+++ Records for processing +++
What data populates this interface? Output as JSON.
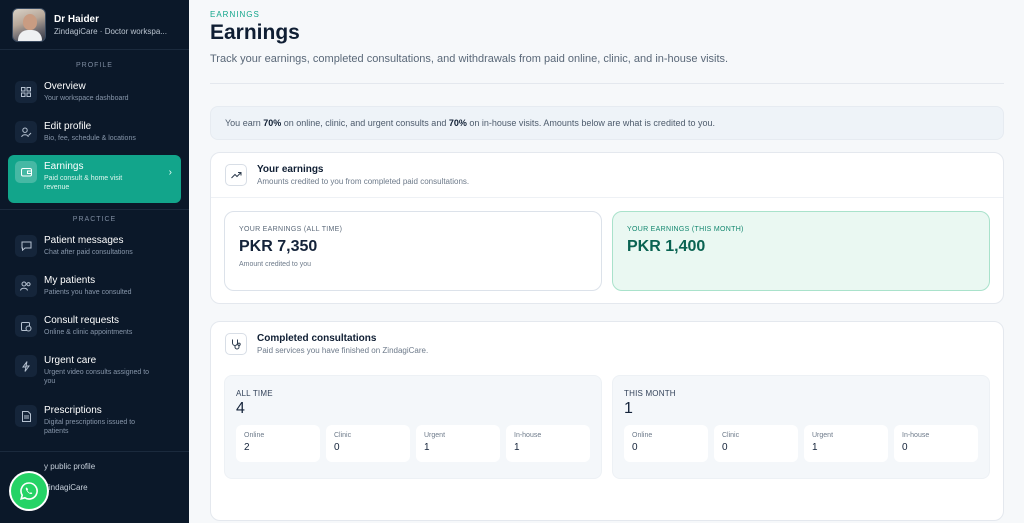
{
  "sidebar": {
    "user_name": "Dr Haider",
    "user_sub": "ZindagiCare · Doctor workspa...",
    "section_profile": "PROFILE",
    "section_practice": "PRACTICE",
    "items": [
      {
        "label": "Overview",
        "sub": "Your workspace dashboard",
        "icon": "grid-icon"
      },
      {
        "label": "Edit profile",
        "sub": "Bio, fee, schedule & locations",
        "icon": "user-edit-icon"
      },
      {
        "label": "Earnings",
        "sub": "Paid consult & home visit revenue",
        "icon": "wallet-icon"
      },
      {
        "label": "Patient messages",
        "sub": "Chat after paid consultations",
        "icon": "chat-icon"
      },
      {
        "label": "My patients",
        "sub": "Patients you have consulted",
        "icon": "users-icon"
      },
      {
        "label": "Consult requests",
        "sub": "Online & clinic appointments",
        "icon": "calendar-clock-icon"
      },
      {
        "label": "Urgent care",
        "sub": "Urgent video consults assigned to you",
        "icon": "bolt-icon"
      },
      {
        "label": "Prescriptions",
        "sub": "Digital prescriptions issued to patients",
        "icon": "document-icon"
      }
    ],
    "footer_public_profile": "y public profile",
    "footer_brand": "ZindagiCare"
  },
  "header": {
    "eyebrow": "EARNINGS",
    "title": "Earnings",
    "description": "Track your earnings, completed consultations, and withdrawals from paid online, clinic, and in-house visits."
  },
  "notice": {
    "prefix": "You earn ",
    "pct1": "70%",
    "middle": " on online, clinic, and urgent consults and ",
    "pct2": "70%",
    "suffix": " on in-house visits. Amounts below are what is credited to you."
  },
  "earnings_card": {
    "title": "Your earnings",
    "subtitle": "Amounts credited to you from completed paid consultations.",
    "all_time_label": "YOUR EARNINGS (ALL TIME)",
    "all_time_value": "PKR 7,350",
    "all_time_note": "Amount credited to you",
    "month_label": "YOUR EARNINGS (THIS MONTH)",
    "month_value": "PKR 1,400"
  },
  "consultations_card": {
    "title": "Completed consultations",
    "subtitle": "Paid services you have finished on ZindagiCare.",
    "all_time": {
      "label": "ALL TIME",
      "total": "4",
      "breakdown": [
        {
          "name": "Online",
          "value": "2"
        },
        {
          "name": "Clinic",
          "value": "0"
        },
        {
          "name": "Urgent",
          "value": "1"
        },
        {
          "name": "In-house",
          "value": "1"
        }
      ]
    },
    "this_month": {
      "label": "THIS MONTH",
      "total": "1",
      "breakdown": [
        {
          "name": "Online",
          "value": "0"
        },
        {
          "name": "Clinic",
          "value": "0"
        },
        {
          "name": "Urgent",
          "value": "1"
        },
        {
          "name": "In-house",
          "value": "0"
        }
      ]
    }
  },
  "colors": {
    "sidebar_bg": "#0b1829",
    "accent": "#12a58b",
    "whatsapp": "#25d366"
  }
}
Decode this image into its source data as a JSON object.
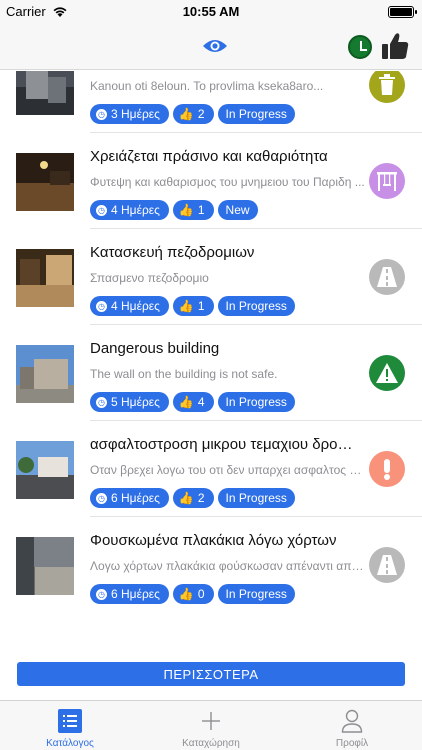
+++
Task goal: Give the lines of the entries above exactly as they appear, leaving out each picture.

Answer to this task:
What data populates this interface? Output as JSON.
{
  "sidebar": {
    "user_name": "Dr Haider",
    "user_sub": "ZindagiCare · Doctor workspa...",
    "section_profile": "PROFILE",
    "section_practice": "PRACTICE",
    "items": [
      {
        "label": "Overview",
        "sub": "Your workspace dashboard",
        "icon": "grid-icon"
      },
      {
        "label": "Edit profile",
        "sub": "Bio, fee, schedule & locations",
        "icon": "user-edit-icon"
      },
      {
        "label": "Earnings",
        "sub": "Paid consult & home visit revenue",
        "icon": "wallet-icon"
      },
      {
        "label": "Patient messages",
        "sub": "Chat after paid consultations",
        "icon": "chat-icon"
      },
      {
        "label": "My patients",
        "sub": "Patients you have consulted",
        "icon": "users-icon"
      },
      {
        "label": "Consult requests",
        "sub": "Online & clinic appointments",
        "icon": "calendar-clock-icon"
      },
      {
        "label": "Urgent care",
        "sub": "Urgent video consults assigned to you",
        "icon": "bolt-icon"
      },
      {
        "label": "Prescriptions",
        "sub": "Digital prescriptions issued to patients",
        "icon": "document-icon"
      }
    ],
    "footer_public_profile": "y public profile",
    "footer_brand": "ZindagiCare"
  },
  "header": {
    "eyebrow": "EARNINGS",
    "title": "Earnings",
    "description": "Track your earnings, completed consultations, and withdrawals from paid online, clinic, and in-house visits."
  },
  "notice": {
    "prefix": "You earn ",
    "pct1": "70%",
    "middle": " on online, clinic, and urgent consults and ",
    "pct2": "70%",
    "suffix": " on in-house visits. Amounts below are what is credited to you."
  },
  "earnings_card": {
    "title": "Your earnings",
    "subtitle": "Amounts credited to you from completed paid consultations.",
    "all_time_label": "YOUR EARNINGS (ALL TIME)",
    "all_time_value": "PKR 7,350",
    "all_time_note": "Amount credited to you",
    "month_label": "YOUR EARNINGS (THIS MONTH)",
    "month_value": "PKR 1,400"
  },
  "consultations_card": {
    "title": "Completed consultations",
    "subtitle": "Paid services you have finished on ZindagiCare.",
    "all_time": {
      "label": "ALL TIME",
      "total": "4",
      "breakdown": [
        {
          "name": "Online",
          "value": "2"
        },
        {
          "name": "Clinic",
          "value": "0"
        },
        {
          "name": "Urgent",
          "value": "1"
        },
        {
          "name": "In-house",
          "value": "1"
        }
      ]
    },
    "this_month": {
      "label": "THIS MONTH",
      "total": "1",
      "breakdown": [
        {
          "name": "Online",
          "value": "0"
        },
        {
          "name": "Clinic",
          "value": "0"
        },
        {
          "name": "Urgent",
          "value": "1"
        },
        {
          "name": "In-house",
          "value": "0"
        }
      ]
    }
  },
  "colors": {
    "sidebar_bg": "#0b1829",
    "accent": "#12a58b",
    "whatsapp": "#25d366"
  }
}
Decode this image into its source data as a JSON object.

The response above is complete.